* To do
Nothing in the records that follow should differ once you have copied them out.

*** Given data ***

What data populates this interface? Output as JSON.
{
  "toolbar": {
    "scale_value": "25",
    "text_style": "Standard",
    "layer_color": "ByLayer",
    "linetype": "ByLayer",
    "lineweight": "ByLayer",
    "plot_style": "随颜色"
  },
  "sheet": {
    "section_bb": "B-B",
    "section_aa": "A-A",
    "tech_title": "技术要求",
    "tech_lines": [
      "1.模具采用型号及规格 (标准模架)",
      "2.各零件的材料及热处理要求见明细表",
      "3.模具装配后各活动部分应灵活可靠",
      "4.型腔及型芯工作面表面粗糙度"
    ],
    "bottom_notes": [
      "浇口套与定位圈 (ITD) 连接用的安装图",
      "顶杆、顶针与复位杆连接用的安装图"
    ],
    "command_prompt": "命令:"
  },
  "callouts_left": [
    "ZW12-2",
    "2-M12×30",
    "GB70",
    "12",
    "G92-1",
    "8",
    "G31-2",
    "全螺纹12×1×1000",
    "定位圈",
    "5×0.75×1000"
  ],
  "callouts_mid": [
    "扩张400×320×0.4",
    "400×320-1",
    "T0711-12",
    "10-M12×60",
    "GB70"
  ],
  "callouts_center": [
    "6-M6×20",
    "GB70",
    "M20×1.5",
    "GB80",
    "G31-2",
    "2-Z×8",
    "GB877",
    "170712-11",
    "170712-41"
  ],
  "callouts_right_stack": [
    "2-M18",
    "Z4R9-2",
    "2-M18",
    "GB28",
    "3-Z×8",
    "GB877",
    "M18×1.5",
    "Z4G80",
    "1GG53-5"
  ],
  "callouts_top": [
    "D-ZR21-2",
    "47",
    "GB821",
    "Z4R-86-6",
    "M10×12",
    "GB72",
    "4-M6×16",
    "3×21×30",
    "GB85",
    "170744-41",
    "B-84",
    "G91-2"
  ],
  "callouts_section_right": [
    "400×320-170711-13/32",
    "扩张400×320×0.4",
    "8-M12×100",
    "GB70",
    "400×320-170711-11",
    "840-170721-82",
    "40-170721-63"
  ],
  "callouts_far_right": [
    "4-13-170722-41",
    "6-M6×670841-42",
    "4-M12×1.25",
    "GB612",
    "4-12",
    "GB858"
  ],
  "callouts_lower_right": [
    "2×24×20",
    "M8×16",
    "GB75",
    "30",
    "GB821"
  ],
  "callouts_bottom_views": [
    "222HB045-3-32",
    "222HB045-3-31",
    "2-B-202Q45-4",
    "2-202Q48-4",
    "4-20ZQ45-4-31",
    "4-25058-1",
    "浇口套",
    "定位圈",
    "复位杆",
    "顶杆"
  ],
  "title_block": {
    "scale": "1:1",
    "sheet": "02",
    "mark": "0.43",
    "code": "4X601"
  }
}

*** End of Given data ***

* Written reply
What data populates this interface? Output as JSON.
{
  "toolbar": {
    "scale_value": "25",
    "text_style": "Standard",
    "layer_color": "ByLayer",
    "linetype": "ByLayer",
    "lineweight": "ByLayer",
    "plot_style": "随颜色"
  },
  "sheet": {
    "section_bb": "B-B",
    "section_aa": "A-A",
    "tech_title": "技术要求",
    "tech_lines": [
      "1.模具采用型号及规格 (标准模架)",
      "2.各零件的材料及热处理要求见明细表",
      "3.模具装配后各活动部分应灵活可靠",
      "4.型腔及型芯工作面表面粗糙度"
    ],
    "bottom_notes": [
      "浇口套与定位圈 (ITD) 连接用的安装图",
      "顶杆、顶针与复位杆连接用的安装图"
    ],
    "command_prompt": "命令:"
  },
  "callouts_left": [
    "ZW12-2",
    "2-M12×30",
    "GB70",
    "12",
    "G92-1",
    "8",
    "G31-2",
    "全螺纹12×1×1000",
    "定位圈",
    "5×0.75×1000"
  ],
  "callouts_mid": [
    "扩张400×320×0.4",
    "400×320-1",
    "T0711-12",
    "10-M12×60",
    "GB70"
  ],
  "callouts_center": [
    "6-M6×20",
    "GB70",
    "M20×1.5",
    "GB80",
    "G31-2",
    "2-Z×8",
    "GB877",
    "170712-11",
    "170712-41"
  ],
  "callouts_right_stack": [
    "2-M18",
    "Z4R9-2",
    "2-M18",
    "GB28",
    "3-Z×8",
    "GB877",
    "M18×1.5",
    "Z4G80",
    "1GG53-5"
  ],
  "callouts_top": [
    "D-ZR21-2",
    "47",
    "GB821",
    "Z4R-86-6",
    "M10×12",
    "GB72",
    "4-M6×16",
    "3×21×30",
    "GB85",
    "170744-41",
    "B-84",
    "G91-2"
  ],
  "callouts_section_right": [
    "400×320-170711-13/32",
    "扩张400×320×0.4",
    "8-M12×100",
    "GB70",
    "400×320-170711-11",
    "840-170721-82",
    "40-170721-63"
  ],
  "callouts_far_right": [
    "4-13-170722-41",
    "6-M6×670841-42",
    "4-M12×1.25",
    "GB612",
    "4-12",
    "GB858"
  ],
  "callouts_lower_right": [
    "2×24×20",
    "M8×16",
    "GB75",
    "30",
    "GB821"
  ],
  "callouts_bottom_views": [
    "222HB045-3-32",
    "222HB045-3-31",
    "2-B-202Q45-4",
    "2-202Q48-4",
    "4-20ZQ45-4-31",
    "4-25058-1",
    "浇口套",
    "定位圈",
    "复位杆",
    "顶杆"
  ],
  "title_block": {
    "scale": "1:1",
    "sheet": "02",
    "mark": "0.43",
    "code": "4X601"
  }
}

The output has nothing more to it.